● How to complete this task
Scan the listing beneath this sentence. Report each line with the word "Merge".
Start of Block
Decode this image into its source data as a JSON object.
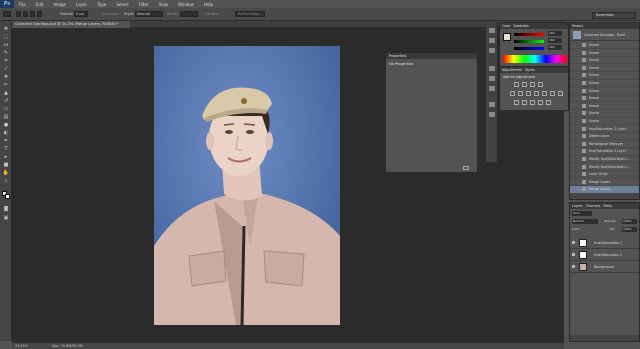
{
  "app": {
    "logo": "Ps",
    "workspace": "Essentials"
  },
  "menu": [
    "File",
    "Edit",
    "Image",
    "Layer",
    "Type",
    "Select",
    "Filter",
    "View",
    "Window",
    "Help"
  ],
  "options": {
    "feather_label": "Feather:",
    "feather_value": "0 px",
    "antialias": "Anti-alias",
    "style_label": "Style:",
    "style_value": "Normal",
    "width_label": "Width:",
    "height_label": "Height:",
    "refine": "Refine Edge..."
  },
  "document": {
    "tab_title": "Colorized Grandpa.psd @ 24.2% (Merge Layers, RGB/8) *",
    "zoom": "24.25%",
    "doc_size": "Doc: 25.9M/92.9M"
  },
  "properties": {
    "tab": "Properties",
    "message": "No Properties"
  },
  "color_panel": {
    "tabs": [
      "Color",
      "Swatches"
    ],
    "values": [
      "202",
      "182",
      "165"
    ]
  },
  "adjust_panel": {
    "tabs": [
      "Adjustments",
      "Styles"
    ],
    "title": "Add an adjustment"
  },
  "history": {
    "tab": "History",
    "snapshot": "Colorized Grandpa - Fixed ...",
    "items": [
      "Eraser",
      "Eraser",
      "Eraser",
      "Eraser",
      "Eraser",
      "Eraser",
      "Eraser",
      "Eraser",
      "Eraser",
      "Eraser",
      "Eraser",
      "Hue/Saturation 2 Layer",
      "Delete Layer",
      "Rectangular Marquee",
      "Hue/Saturation 2 Layer",
      "Modify Hue/Saturation L...",
      "Modify Hue/Saturation L...",
      "Layer Order",
      "Merge Layers",
      "Merge Layers"
    ]
  },
  "layers": {
    "tabs": [
      "Layers",
      "Channels",
      "Paths"
    ],
    "kind": "Kind",
    "blend": "Normal",
    "opacity_label": "Opacity:",
    "opacity": "100%",
    "lock_label": "Lock:",
    "fill_label": "Fill:",
    "fill": "100%",
    "items": [
      "Hue/Saturation 1",
      "Hue/Saturation 2",
      "Background"
    ]
  },
  "colors": {
    "accent_blue": "#4a6ca8",
    "panel_bg": "#535353",
    "canvas_bg": "#2b2b2b"
  }
}
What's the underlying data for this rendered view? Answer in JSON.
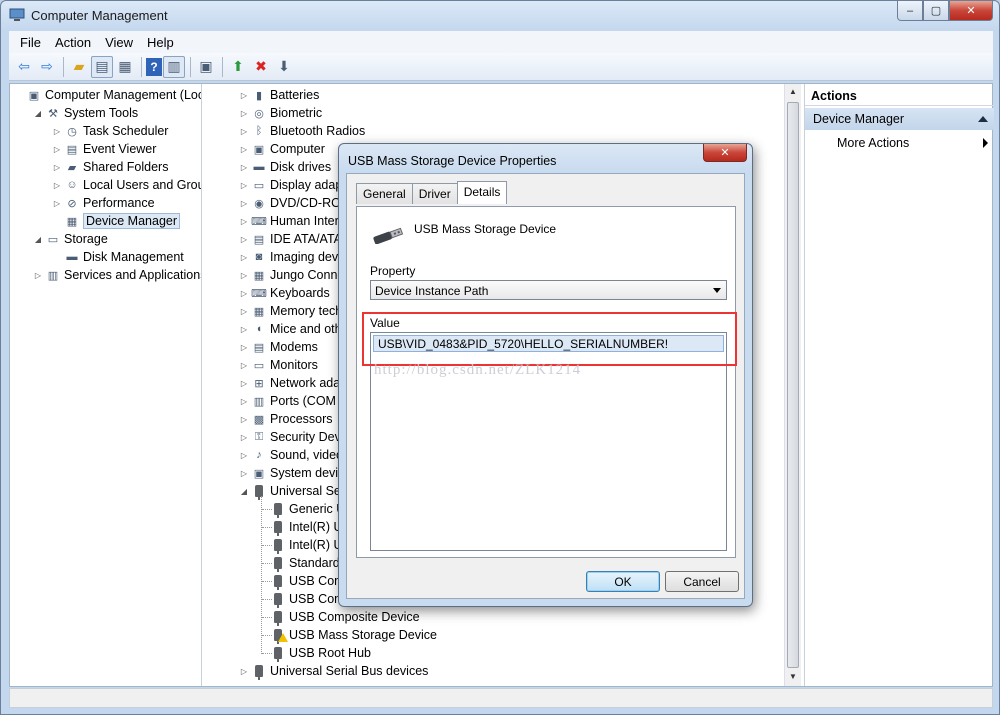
{
  "window": {
    "title": "Computer Management",
    "min": "–",
    "max": "▢",
    "close": "✕"
  },
  "menu": [
    "File",
    "Action",
    "View",
    "Help"
  ],
  "toolbar_icons": [
    "back-arrow-icon",
    "forward-arrow-icon",
    "up-folder-icon",
    "show-tree-icon",
    "properties-icon",
    "help-icon",
    "action-pane-icon",
    "scan-hardware-icon",
    "update-driver-icon",
    "uninstall-icon",
    "disable-device-icon"
  ],
  "left_tree": [
    {
      "label": "Computer Management (Local",
      "icon": "computer-management-icon",
      "level": 0,
      "expander": ""
    },
    {
      "label": "System Tools",
      "icon": "tools-icon",
      "level": 1,
      "expander": "◢"
    },
    {
      "label": "Task Scheduler",
      "icon": "clock-icon",
      "level": 2,
      "expander": "▷"
    },
    {
      "label": "Event Viewer",
      "icon": "event-viewer-icon",
      "level": 2,
      "expander": "▷"
    },
    {
      "label": "Shared Folders",
      "icon": "shared-folder-icon",
      "level": 2,
      "expander": "▷"
    },
    {
      "label": "Local Users and Groups",
      "icon": "users-icon",
      "level": 2,
      "expander": "▷"
    },
    {
      "label": "Performance",
      "icon": "performance-icon",
      "level": 2,
      "expander": "▷"
    },
    {
      "label": "Device Manager",
      "icon": "device-manager-icon",
      "level": 2,
      "expander": "",
      "selected": true
    },
    {
      "label": "Storage",
      "icon": "storage-icon",
      "level": 1,
      "expander": "◢"
    },
    {
      "label": "Disk Management",
      "icon": "disk-icon",
      "level": 2,
      "expander": ""
    },
    {
      "label": "Services and Applications",
      "icon": "services-icon",
      "level": 1,
      "expander": "▷"
    }
  ],
  "device_tree": [
    {
      "label": "Batteries",
      "icon": "battery-icon"
    },
    {
      "label": "Biometric",
      "icon": "biometric-icon"
    },
    {
      "label": "Bluetooth Radios",
      "icon": "bluetooth-icon"
    },
    {
      "label": "Computer",
      "icon": "computer-icon"
    },
    {
      "label": "Disk drives",
      "icon": "disk-drive-icon"
    },
    {
      "label": "Display adapte",
      "icon": "display-icon"
    },
    {
      "label": "DVD/CD-ROM",
      "icon": "dvd-icon"
    },
    {
      "label": "Human Interfa",
      "icon": "hid-icon"
    },
    {
      "label": "IDE ATA/ATAP",
      "icon": "ide-icon"
    },
    {
      "label": "Imaging devic",
      "icon": "camera-icon"
    },
    {
      "label": "Jungo Connec",
      "icon": "jungo-icon"
    },
    {
      "label": "Keyboards",
      "icon": "keyboard-icon"
    },
    {
      "label": "Memory techn",
      "icon": "memory-icon"
    },
    {
      "label": "Mice and othe",
      "icon": "mouse-icon"
    },
    {
      "label": "Modems",
      "icon": "modem-icon"
    },
    {
      "label": "Monitors",
      "icon": "monitor-icon"
    },
    {
      "label": "Network adap",
      "icon": "network-icon"
    },
    {
      "label": "Ports (COM &",
      "icon": "port-icon"
    },
    {
      "label": "Processors",
      "icon": "processor-icon"
    },
    {
      "label": "Security Devic",
      "icon": "security-icon"
    },
    {
      "label": "Sound, video a",
      "icon": "sound-icon"
    },
    {
      "label": "System device",
      "icon": "system-device-icon"
    },
    {
      "label": "Universal Seria",
      "icon": "usb-icon",
      "expanded": true
    }
  ],
  "usb_children": [
    {
      "label": "Generic US"
    },
    {
      "label": "Intel(R) US"
    },
    {
      "label": "Intel(R) US"
    },
    {
      "label": "Standard E"
    },
    {
      "label": "USB Comp"
    },
    {
      "label": "USB Comp"
    },
    {
      "label": "USB Composite Device"
    },
    {
      "label": "USB Mass Storage Device",
      "warning": true
    },
    {
      "label": "USB Root Hub"
    }
  ],
  "device_tree_last": {
    "label": "Universal Serial Bus devices"
  },
  "actions": {
    "header": "Actions",
    "selected": "Device Manager",
    "more": "More Actions"
  },
  "dialog": {
    "title": "USB Mass Storage Device Properties",
    "close": "✕",
    "tabs": [
      "General",
      "Driver",
      "Details"
    ],
    "active_tab": "Details",
    "device_name": "USB Mass Storage Device",
    "property_label": "Property",
    "property_value": "Device Instance Path",
    "value_label": "Value",
    "value": "USB\\VID_0483&PID_5720\\HELLO_SERIALNUMBER!",
    "watermark": "http://blog.csdn.net/ZLK1214",
    "ok": "OK",
    "cancel": "Cancel"
  }
}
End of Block
● Response to this task
    "tab_title": "Colorized Grandpa.psd @ 24.2% (Merge Layers, RGB/8) *",
      "Merge Layers",
      "Merge Layers"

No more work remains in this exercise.